Mounting wasn’t as hard as I thought it would have been, especially when something as simple as zip ties are used. I had to use the short, thin zip ties since the mounting holes are pretty small. I also had to use a zip tie in each hole to be able to wrap around the PCB and heatsink. I just attached the ends on the back of the PCB just enough so they would lock, then really tightened down on the ones wrapping around the heatsink. Finally, just clip the extra ends off and you’re done with the mounting.
So, here is the Venomous X installed on the 8800GTX. I used left over RAM sinks from my MK-13 to help cool the VRMs and RAM chips.

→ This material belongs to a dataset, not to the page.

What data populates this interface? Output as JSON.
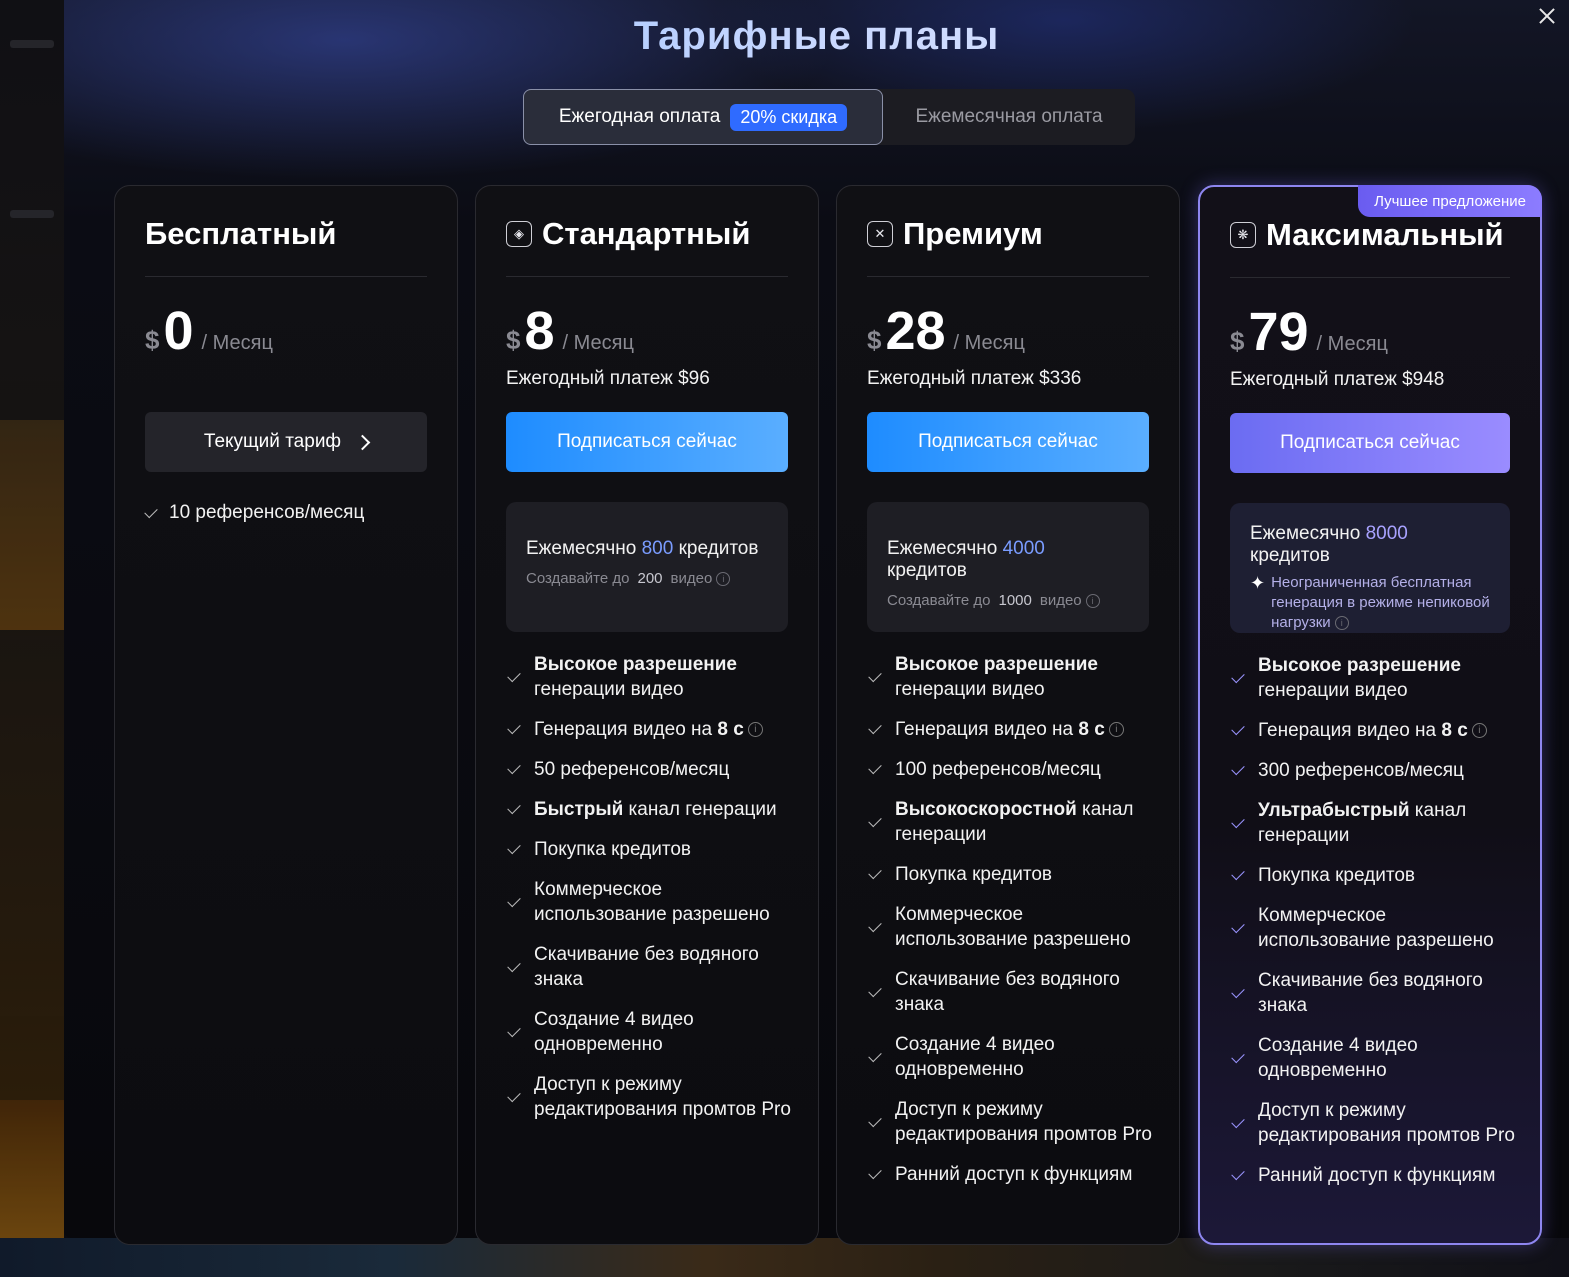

There are two issues when using a CPU tower cooler on a GPU. The most important is putting stress on the PCIe connector of the GPU; you wouldn’t want to break the PCB with excessive stress. The other issue is the possible loss of other PCIe slots; so depending on where you connect the GPU, you may or may not lose slots. To deal with stress on the PCIe connector, you may need to use some sort of support for the GPU. In my case, the Venomous X was wide enough that it could rest on the PCI slot without causing any problems. If I needed other slots and I put the GPU in one of the lower slots on the motherboard, then I would need to add extra support on my floor, underneath the heatsink.
The 8800GTX was the Fermi of its day when it came to heat production. With the stock cooling, my idle temp was right around 50 °C with the load temp in the 70s °C. The Venomous X has no problems taming this beast; bringing the idle temp down to 38 °C and load temp down to 49 °C. Yes, the load temp is now lower than the previous idle temp!
This CPU tower cooler GPU solution, which I first posted in this thread, inspired a Romanian bencher, poparamiro, to try this out on the new GTX 580. With a Thermalright Ultra Extreme 120 Black Edition strapped to the newly released GPU, he was able to achieve an overclock of 1020/1200 for a 3DMark Vantage run which resulted in 30893 marks.
Final thoughts? Hmm… I guess what I want you, the readers, to get out of this article is to keep an open mind and stay creative when it comes to overclocking. Whenever you seem to be at a road block, don’t just give up; use your imagination, experiment, and be persistent to see where it leads you. You may be surprised. The pioneers of overclocking didn’t give up, so why should you? Just keep pushing and implementing every idea you get along the way; no matter how “revolutionary” your idea may or may not be, that’s not the point. The point is that if it helps you get even 1 MHz more out of your hardware or even no gain at all, as long as you tried, then you’re making the “grandfathers” of this hobby proud and you’re setting an example for the next generation of overclockers. Happy clocking!
– Matt T. Green (MattNo5ss)